TASK STATEMENT -> Nothing but a number is wanted: the count of lines in the records below that include "УЧРЕЖДЕНИЕ".

SUPPLIED RECORDS Start Marker

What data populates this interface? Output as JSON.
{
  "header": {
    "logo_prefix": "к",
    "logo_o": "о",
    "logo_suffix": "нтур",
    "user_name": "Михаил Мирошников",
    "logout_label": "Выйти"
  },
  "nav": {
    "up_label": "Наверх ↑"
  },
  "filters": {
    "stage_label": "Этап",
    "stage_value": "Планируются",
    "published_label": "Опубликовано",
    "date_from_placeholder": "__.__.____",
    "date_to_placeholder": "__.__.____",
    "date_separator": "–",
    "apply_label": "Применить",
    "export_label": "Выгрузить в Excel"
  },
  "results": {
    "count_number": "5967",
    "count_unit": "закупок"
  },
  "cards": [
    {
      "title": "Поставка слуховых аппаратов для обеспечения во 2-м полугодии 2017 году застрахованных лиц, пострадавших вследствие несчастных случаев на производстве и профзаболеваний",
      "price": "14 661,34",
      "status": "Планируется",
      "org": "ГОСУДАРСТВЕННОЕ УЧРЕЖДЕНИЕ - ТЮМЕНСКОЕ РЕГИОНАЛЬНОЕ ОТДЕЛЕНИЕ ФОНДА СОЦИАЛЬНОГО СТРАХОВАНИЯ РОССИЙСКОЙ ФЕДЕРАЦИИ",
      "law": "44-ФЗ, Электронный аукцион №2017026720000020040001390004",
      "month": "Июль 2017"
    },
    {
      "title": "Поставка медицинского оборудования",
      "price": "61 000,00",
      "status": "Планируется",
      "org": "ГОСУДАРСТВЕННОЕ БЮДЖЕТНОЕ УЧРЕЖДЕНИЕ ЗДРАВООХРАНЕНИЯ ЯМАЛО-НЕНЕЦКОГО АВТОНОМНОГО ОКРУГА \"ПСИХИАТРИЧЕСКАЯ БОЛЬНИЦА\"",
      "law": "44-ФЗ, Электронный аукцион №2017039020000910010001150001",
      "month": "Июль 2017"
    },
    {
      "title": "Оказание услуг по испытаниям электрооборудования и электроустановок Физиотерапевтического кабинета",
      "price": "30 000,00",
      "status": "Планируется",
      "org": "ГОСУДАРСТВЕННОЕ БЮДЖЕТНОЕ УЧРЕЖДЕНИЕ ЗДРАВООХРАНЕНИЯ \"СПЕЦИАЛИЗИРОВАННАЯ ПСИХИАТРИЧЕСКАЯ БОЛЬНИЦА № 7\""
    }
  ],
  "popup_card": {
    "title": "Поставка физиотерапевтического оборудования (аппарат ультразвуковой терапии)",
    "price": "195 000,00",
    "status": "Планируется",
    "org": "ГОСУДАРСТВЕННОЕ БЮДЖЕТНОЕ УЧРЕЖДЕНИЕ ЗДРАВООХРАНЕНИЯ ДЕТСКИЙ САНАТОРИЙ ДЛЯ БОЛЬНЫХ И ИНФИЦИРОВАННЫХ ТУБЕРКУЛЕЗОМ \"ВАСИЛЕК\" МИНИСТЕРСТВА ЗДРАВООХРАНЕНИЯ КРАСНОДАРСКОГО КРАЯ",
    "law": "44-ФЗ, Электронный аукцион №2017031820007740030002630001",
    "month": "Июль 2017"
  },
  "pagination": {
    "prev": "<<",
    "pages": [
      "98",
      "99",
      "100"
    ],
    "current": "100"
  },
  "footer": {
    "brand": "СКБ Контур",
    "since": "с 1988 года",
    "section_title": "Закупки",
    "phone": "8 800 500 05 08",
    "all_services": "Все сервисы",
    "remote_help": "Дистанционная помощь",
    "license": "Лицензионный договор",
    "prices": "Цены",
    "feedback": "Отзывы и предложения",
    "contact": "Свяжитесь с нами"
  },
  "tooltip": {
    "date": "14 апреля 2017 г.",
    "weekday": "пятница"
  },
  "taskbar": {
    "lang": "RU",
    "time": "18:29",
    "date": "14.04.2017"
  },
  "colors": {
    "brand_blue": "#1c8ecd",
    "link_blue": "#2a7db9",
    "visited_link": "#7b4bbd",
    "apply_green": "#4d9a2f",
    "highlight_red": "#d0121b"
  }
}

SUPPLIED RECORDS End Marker
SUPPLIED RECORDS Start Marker

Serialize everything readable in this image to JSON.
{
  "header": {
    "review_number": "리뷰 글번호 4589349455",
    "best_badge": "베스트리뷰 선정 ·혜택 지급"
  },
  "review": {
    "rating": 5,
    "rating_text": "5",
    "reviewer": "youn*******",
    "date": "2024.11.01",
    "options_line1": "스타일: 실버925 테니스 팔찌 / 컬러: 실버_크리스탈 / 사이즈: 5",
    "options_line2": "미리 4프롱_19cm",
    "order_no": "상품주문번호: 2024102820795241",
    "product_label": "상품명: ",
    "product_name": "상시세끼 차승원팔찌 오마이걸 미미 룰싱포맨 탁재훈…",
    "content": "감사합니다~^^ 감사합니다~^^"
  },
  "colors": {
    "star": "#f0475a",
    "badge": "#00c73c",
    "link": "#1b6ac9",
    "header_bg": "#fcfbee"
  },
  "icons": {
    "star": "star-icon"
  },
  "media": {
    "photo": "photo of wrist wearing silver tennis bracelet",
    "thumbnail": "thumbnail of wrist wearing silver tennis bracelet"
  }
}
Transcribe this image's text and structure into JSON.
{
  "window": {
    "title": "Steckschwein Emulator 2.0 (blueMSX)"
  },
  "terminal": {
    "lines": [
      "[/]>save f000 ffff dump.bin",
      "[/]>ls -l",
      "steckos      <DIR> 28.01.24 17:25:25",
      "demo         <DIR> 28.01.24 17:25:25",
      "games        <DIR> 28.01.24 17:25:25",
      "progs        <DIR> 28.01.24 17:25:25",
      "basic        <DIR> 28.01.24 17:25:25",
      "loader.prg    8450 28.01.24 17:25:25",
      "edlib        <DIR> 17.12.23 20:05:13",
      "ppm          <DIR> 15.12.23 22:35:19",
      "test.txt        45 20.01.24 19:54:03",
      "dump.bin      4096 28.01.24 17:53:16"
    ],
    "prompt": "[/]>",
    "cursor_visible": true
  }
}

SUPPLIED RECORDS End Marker

RESPONSE BELOW -> 4